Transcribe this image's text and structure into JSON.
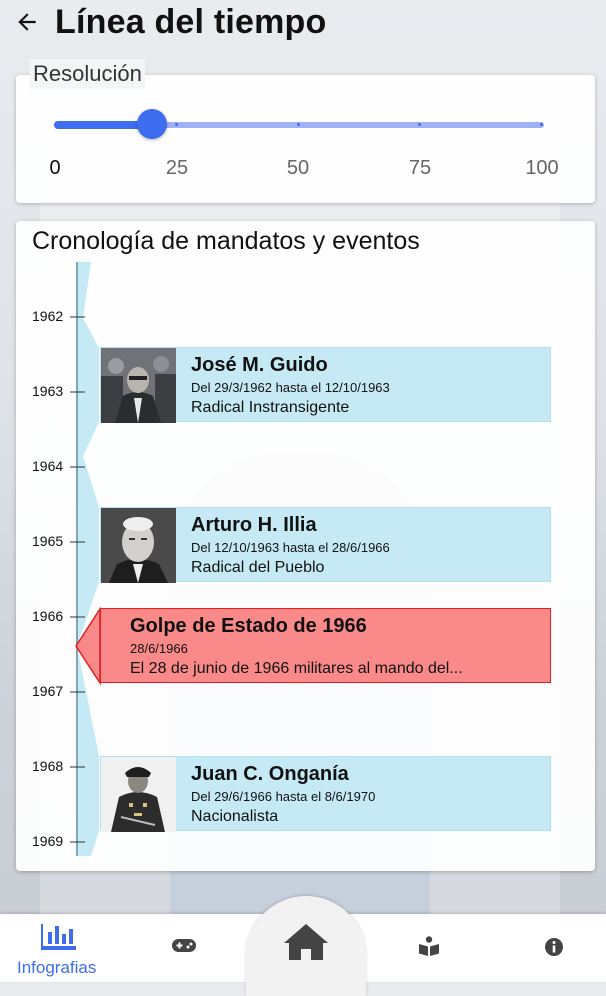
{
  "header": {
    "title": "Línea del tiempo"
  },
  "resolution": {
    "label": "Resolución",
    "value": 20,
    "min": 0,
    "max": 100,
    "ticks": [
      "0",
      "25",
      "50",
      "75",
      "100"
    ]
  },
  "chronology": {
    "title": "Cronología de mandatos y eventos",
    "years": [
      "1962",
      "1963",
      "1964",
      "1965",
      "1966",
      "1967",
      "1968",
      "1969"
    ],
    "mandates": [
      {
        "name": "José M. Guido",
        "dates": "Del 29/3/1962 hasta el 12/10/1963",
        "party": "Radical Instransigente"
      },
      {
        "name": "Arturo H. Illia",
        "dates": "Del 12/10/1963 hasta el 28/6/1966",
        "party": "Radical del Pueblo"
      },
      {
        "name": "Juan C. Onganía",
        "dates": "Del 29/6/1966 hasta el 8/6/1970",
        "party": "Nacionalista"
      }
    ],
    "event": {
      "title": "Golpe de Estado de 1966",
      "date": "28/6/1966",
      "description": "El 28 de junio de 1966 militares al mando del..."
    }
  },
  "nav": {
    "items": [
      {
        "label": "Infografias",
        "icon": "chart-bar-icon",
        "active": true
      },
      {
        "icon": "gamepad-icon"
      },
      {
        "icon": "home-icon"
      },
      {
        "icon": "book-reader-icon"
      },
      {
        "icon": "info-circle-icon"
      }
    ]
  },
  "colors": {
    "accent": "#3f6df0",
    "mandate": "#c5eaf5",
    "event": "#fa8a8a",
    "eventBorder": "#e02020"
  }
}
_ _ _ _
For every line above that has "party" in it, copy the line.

        "party": "Radical Instransigente"
        "party": "Radical del Pueblo"
        "party": "Nacionalista"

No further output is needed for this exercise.